Google is one step closer to building a fully functioning quantum computer. Researchers at Google Quantum AI have made progress in correcting errors that affect the system, decreasing error rates as the system grows in size. According to Google, this is a major step towards using quantum computers for practical applications.
Quantum computers are seen as the future of computer science. They are able to perform calculations that are impossible on the 'classic' computers we use today, but they are also prone to errors. Now Google researchers say they've found a way to correct errors by making the quantum code bigger.
According to Google, this is the second step of a total of six that are needed to come to a working quantum computer. The first step took place in 2019 when a Google quantum computer performed a calculation that would have taken thousands of years on an ordinary computer.
All computers are subject to failure due to stray electrons crossing a barrier or a cosmic ray particle disrupting the circuit. An ordinary computer chip copies part of the information into 'error correction' bits. If an error occurs, the chip can automatically detect and solve the problem.
In quantum information this is not possible without the quantum state (qubits, which can simultaneously have the value 0 and 1) being irretrievably lost; information cannot simply be copied. Google's researchers solved this by using a collection of physical qubits instead of a single one. The computer then uses some of these physical qubits to correct any errors. The more physical qubits there are, the better they can correct an error. A version with 49 qubits was even able to recover from two simultaneous errors.
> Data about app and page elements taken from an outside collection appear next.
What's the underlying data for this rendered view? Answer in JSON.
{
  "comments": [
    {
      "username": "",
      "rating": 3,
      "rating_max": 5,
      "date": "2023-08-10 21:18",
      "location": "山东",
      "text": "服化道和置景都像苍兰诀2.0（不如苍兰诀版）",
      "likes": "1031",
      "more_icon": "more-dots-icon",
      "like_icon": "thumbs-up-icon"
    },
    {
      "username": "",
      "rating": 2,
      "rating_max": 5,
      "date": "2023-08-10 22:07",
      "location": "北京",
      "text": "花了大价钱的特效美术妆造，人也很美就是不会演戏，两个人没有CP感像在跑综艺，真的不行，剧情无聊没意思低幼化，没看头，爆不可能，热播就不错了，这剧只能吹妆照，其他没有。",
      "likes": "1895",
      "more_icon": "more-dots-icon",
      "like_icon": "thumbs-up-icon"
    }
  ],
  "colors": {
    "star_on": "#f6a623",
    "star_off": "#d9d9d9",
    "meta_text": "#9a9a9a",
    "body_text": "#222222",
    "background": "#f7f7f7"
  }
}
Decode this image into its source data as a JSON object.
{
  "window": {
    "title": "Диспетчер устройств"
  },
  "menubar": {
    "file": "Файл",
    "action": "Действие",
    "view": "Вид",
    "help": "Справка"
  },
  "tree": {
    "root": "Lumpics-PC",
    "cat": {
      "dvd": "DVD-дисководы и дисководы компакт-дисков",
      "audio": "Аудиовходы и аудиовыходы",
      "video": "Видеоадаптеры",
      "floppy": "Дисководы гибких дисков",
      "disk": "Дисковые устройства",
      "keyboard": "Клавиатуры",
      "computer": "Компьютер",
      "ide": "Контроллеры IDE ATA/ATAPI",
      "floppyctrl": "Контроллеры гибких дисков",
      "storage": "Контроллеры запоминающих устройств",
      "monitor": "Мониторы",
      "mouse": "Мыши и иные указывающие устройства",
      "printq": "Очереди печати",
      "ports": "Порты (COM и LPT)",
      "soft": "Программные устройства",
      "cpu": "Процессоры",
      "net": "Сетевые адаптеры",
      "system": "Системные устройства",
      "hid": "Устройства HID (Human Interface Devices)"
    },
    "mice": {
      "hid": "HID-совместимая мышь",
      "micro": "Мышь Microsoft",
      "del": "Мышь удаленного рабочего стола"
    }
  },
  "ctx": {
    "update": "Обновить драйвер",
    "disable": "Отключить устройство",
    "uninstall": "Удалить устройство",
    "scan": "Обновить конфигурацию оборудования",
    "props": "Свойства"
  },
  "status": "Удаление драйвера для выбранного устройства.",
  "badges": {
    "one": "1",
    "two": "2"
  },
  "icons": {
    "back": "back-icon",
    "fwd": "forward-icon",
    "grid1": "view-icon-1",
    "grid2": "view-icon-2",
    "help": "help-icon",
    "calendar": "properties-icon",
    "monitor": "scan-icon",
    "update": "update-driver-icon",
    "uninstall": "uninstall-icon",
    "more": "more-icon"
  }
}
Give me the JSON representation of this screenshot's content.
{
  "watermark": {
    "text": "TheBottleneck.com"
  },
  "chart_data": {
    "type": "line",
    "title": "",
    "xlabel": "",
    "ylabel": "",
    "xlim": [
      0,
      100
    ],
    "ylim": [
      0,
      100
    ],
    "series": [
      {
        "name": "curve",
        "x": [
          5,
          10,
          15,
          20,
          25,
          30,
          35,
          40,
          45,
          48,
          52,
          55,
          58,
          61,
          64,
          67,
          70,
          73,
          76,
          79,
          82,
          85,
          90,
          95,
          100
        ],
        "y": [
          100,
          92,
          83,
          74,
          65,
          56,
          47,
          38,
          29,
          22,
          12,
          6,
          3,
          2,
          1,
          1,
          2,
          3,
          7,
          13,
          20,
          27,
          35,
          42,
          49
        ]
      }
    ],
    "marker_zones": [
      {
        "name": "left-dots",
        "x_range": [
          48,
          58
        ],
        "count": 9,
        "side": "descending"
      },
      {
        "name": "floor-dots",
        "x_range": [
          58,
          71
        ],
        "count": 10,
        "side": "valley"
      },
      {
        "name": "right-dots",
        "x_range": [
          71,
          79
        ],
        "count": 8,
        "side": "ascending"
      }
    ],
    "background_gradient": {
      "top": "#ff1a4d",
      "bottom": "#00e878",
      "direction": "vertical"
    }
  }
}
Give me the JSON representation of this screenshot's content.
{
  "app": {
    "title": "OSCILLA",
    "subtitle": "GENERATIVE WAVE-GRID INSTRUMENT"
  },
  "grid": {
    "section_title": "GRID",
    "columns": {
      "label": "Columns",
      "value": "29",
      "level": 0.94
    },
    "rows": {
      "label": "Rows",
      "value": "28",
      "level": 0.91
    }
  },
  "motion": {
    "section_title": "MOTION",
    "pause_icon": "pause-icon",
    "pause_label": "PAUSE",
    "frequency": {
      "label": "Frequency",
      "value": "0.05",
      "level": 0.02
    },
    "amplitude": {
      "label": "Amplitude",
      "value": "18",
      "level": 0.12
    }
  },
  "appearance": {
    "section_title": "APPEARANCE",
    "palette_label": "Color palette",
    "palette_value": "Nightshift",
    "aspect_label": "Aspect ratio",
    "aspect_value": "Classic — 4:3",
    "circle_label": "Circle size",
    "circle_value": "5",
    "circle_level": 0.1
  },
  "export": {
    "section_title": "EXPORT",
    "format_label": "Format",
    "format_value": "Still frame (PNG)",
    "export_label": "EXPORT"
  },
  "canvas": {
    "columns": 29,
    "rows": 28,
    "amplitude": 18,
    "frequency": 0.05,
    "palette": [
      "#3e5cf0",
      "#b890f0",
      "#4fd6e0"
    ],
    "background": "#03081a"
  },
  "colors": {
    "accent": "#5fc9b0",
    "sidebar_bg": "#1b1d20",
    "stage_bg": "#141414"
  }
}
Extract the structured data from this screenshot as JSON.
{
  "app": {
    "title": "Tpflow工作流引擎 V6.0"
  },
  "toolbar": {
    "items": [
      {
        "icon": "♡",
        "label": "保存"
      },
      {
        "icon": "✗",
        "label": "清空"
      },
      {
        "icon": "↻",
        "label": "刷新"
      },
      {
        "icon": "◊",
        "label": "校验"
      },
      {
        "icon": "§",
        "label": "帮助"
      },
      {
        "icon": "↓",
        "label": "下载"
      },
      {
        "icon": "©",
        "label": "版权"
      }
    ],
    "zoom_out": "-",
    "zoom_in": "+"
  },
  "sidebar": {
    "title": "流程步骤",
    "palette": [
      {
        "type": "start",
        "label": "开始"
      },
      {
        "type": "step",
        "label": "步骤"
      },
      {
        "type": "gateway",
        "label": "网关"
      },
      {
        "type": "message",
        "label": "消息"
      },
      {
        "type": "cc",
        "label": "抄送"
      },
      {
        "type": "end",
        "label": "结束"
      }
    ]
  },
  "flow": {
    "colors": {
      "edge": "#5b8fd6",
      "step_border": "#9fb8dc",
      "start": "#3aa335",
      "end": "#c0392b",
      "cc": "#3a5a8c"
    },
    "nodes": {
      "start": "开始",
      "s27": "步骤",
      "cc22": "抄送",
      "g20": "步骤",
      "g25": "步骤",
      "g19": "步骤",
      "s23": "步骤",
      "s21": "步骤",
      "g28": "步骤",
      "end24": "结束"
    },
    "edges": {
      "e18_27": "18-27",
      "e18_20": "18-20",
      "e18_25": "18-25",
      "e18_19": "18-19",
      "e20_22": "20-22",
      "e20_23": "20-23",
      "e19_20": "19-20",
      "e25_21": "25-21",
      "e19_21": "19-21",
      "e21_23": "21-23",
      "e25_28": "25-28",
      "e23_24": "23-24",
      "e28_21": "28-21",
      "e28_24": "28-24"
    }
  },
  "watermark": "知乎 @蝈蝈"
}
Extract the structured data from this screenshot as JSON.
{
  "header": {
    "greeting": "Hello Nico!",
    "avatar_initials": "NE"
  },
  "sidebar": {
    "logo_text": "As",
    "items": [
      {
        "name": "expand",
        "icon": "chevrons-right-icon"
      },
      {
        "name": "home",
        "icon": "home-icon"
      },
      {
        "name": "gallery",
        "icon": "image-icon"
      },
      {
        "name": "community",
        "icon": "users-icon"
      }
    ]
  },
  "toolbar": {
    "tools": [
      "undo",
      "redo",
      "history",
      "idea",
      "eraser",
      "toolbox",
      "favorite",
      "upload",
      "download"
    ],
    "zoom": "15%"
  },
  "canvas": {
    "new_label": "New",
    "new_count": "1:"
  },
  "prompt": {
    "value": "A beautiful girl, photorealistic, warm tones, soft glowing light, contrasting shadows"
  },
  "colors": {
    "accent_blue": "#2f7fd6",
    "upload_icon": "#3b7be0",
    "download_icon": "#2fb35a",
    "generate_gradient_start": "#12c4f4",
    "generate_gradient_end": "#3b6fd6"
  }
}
But there must be enough capacity left to perform calculations, and the Google team is still a long way off. So Step Six is a machine with a million physical qubits, encoding 1000 logical qubits. And that is still a long way to go.